A boxwood rattle turned with captive rings. Usually made as gifts, I also make cage type and hollow ball type ends with beads in.

A few of the fancy pomanders I have made over the years, mostly from boxwood, often painted and sometimes gilded.

Made with reference to historical themes, events and nationalities.

A brass pen with matching holder, hung on a hand woven silk ribbon. 

A pair of boxwood nutcrackers, based on an example in the Pinto collection in Birmingham Museum. The original is fruitwood, but here boxwood has been used from strength. The teeth on the original are ivory inserts which I choose not to replicate.

An original boxwood Tudor comb recovered from Mary Rose, and my version of it.  Almost all the combs recovered from Mary Rose were made from boxwood, with exception of a single fruitwood example and an ivory comb cut from the side of a tusk. All except two of the combs are of the H profile shown here. The other two may form a locking pair of single combs.
For more combs, click here

A miniature chest and accompanying 1/12 scale associated replica artefacts, with a presentation scroll.
The only concession to scale was the thickness of the wood for the chest for reasons of durability. The items are all made with the appropriate materials, including the silver dress pin, the silver coins and the brass thimble. 
Made as a leaving gift fro the Chairman of the Mary Rose Trust.
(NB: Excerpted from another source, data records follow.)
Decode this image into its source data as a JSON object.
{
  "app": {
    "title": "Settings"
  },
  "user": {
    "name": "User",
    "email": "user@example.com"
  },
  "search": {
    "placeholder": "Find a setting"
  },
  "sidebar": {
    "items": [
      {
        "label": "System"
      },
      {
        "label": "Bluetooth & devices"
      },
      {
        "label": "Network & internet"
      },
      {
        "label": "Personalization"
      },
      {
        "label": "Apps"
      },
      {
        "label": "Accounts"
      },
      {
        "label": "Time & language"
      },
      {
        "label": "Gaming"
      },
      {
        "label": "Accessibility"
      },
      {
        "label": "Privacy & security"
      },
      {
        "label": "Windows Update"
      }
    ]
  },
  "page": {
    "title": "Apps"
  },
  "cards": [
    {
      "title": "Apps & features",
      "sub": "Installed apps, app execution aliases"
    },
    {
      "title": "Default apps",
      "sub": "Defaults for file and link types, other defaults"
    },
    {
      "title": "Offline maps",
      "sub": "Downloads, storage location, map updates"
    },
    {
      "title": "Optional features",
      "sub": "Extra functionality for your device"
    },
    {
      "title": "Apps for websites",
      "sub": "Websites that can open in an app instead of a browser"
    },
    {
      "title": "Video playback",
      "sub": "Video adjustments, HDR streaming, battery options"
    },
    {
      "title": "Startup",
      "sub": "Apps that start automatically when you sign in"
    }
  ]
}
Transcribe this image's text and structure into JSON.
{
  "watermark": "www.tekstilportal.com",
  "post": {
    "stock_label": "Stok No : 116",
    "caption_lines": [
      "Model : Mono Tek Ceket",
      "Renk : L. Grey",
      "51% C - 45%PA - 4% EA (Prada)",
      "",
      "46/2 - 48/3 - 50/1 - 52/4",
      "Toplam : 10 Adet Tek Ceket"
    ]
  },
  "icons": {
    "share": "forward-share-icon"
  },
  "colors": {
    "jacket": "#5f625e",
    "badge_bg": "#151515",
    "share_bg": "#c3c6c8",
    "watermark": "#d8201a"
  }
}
A lantern with parchment panes.
Although the form for this lantern was taken from a Mary Rose original, the panes would have been horn, not parchment which has been used in this instance for economy and ease of replacement.
The instricption reads ‘Luceat Lux Vestra’ (‘Let Your Light Shine’).
Two versions of lantern were recovered from the ship: one with a hinged door, the other with a door that slid up the wooden slats.
For more lanterns, click here

A whittle tang knife with boxwood handle and matching boxwood sheath, on a leather thong. Made with reference to an extant example recovered from Mary Rose, the unfinished carving on the original sheath has been continued around all sides on the reproduction, and the handle embellished. to match. Several knives in hollowed wooden sheaths were recovered, along with a number of sheaths made from split and hollowed halves that were then bound with lead.

A dyed, 3 sided leather table bottle with Elizabethan initials ‘JS’, representing John Shakespeare.
Capacity approximately 2 pints

A copy of a fine calf skin leather jerkin recovered from Mary Rose and on display in the Museum in Portsmouth for many years. Now in the handling collection.

Three ink horns of differing capacities, with slightly different finishes.
These were made to hung from a leather suspension collar (not shown) or to be set into a hole in a desk or table.
These are available to order, but with different capacities due to the nature of the beast!

A toy horse and cart made for Brading Roman Villa on. the Isle of Wight

A hand-line fishing set.
The bag and parts of the set are sourced from Mary Rose, Portsmouth.
The parts shown are: hand-line; cast lead weights cork and feather floats; disgorger; hemp line.
Modern hooks are included (in a leather wallet) to allow the hand-line to be used practically. A couple of reproduction hooks are in included for authenticity.
For more fishing pieces, click here

A girdle in the form of a Tudor rosary, complete with turned cross pendant. The rosary pattern is taken from an example recovered from Mary Rose.

Knitting sheath in the form of a fish, carved from boxwood, the shape from a medieval needle case.
Knitting sheaths were used as an extra pair of hands to take the weight of the knitting whilst working on several needles.
This item was a one-off piece for regular customer and friend. The shape was dictated by the material, but proved practical for the purpose.

A birch and boxwood walking staff.
The head is in the form of a dragon, which is sourced from a Tudor linstock in the Mary Rose collection, Portsmouth. The shaft also has a natural barley twist with vine holes, through which a modelled lead snake was threaded. The headpiece is centre dowelled and cross pinned.
Now in a private collection.